Now, we have two rounds of direct elections, and little to temper anyone’s passions—and the fire of partisanship has been burning out of control for some time. We see it in a Congress paralyzed by fear of primary voters and obsessed with “messaging” legislation aimed mostly at soothing or stoking anger rather than accomplishing any policy objectives.

For a long time, the residual power of the parties and the cost and complexity of running for presidency kept the worst effects of passionate partisan nincompoopery from wrecking the selection of our chief magistrates. But technological advancements overtook us. Direct democracy was coupled with direct communications and direct fundraising in such a way that whatever vestigial elements of the old system remained could no longer hold back the tide. 

If you’re reading this, there’s a decent chance that you agree with the arguments against partisan primaries as a means for choosing candidates. But certainly you are familiar with them. In the world of politics, we have been chewing on the gristle of the matter of party dysfunction for much of this century.

But imagine you weren’t one who was interested in the history of intra-party wangling. What if you never thought about the implications of the McCain-Feingold Act and the Citizens United decision, like, ever?
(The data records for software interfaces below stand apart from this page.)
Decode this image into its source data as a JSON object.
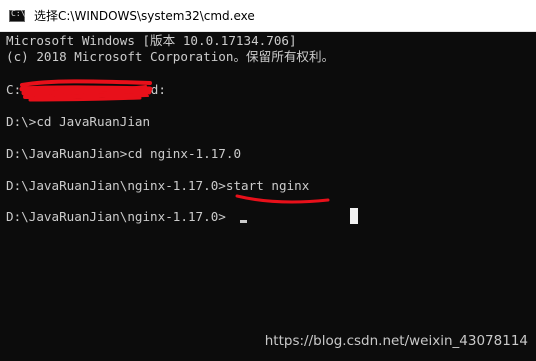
{
  "window": {
    "title": "选择C:\\WINDOWS\\system32\\cmd.exe",
    "icon": "cmd-icon"
  },
  "terminal": {
    "lines": {
      "version": "Microsoft Windows [版本 10.0.17134.706]",
      "copyright": "(c) 2018 Microsoft Corporation。保留所有权利。",
      "prompt_c_start": "C:",
      "prompt_c_end": ">d:",
      "cd_root": "D:\\>cd JavaRuanJian",
      "cd_nginx": "D:\\JavaRuanJian>cd nginx-1.17.0",
      "start_prompt": "D:\\JavaRuanJian\\nginx-1.17.0>",
      "start_command": "start nginx",
      "final_prompt": "D:\\JavaRuanJian\\nginx-1.17.0>"
    },
    "colors": {
      "background": "#0c0c0c",
      "text": "#cccccc",
      "annotation": "#e8101a"
    }
  },
  "watermark": "https://blog.csdn.net/weixin_43078114"
}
What if you thought about parties and politics as necessary evils that demanded your attention in even-numbered years but were otherwise to be mostly avoided? Which is to say, what if you were a normal person?

How would you receive the fact that our major parties have coughed up for this presidential election two candidates whom most people wouldn’t let operate a banana stand unattended? When Republicans offer a convicted felon who tried to steal a second term and Democrats offer an obviously infirm 81-year-old, even casual political observers understand that something is seriously wrong with our system.  

Partisans in both parties will struggle to make any compelling cases for their candidates, and tens of millions of rank-and-file voters will simply shrug, remind themselves that the other side is probably worse and stick with their home team. But these nominees do offer an opportunity for positive persuasion … for a better system to select their successors.

I’d prefer that parties return to a local-to-regional-to-state-to-national system of conventions and delegates, but maybe you like something else: ranked-choice primaries, top-two universal primaries, etc. Whatever you like, the next time someone bemoans the fact that in a nation of 333 million souls, we are left with these two dudes, don’t just nod in agreement. Instead, tell them—quickly and plainly—why it is that way and why you’re looking for reform.

Something good should come out of this demolition derby of democracy, so let it be a moment for Americans to get serious about fixing our parties. If we don’t take the right lesson from 2024, what we get next time is unlikely to be any better.

Chris Stirewalt is a contributing editor at The Dispatch, a senior fellow at the American Enterprise Institute, the politics editor for NewsNation, co-host of the Ink Stained Wretches podcast, and author of Broken News, a book on media and politics.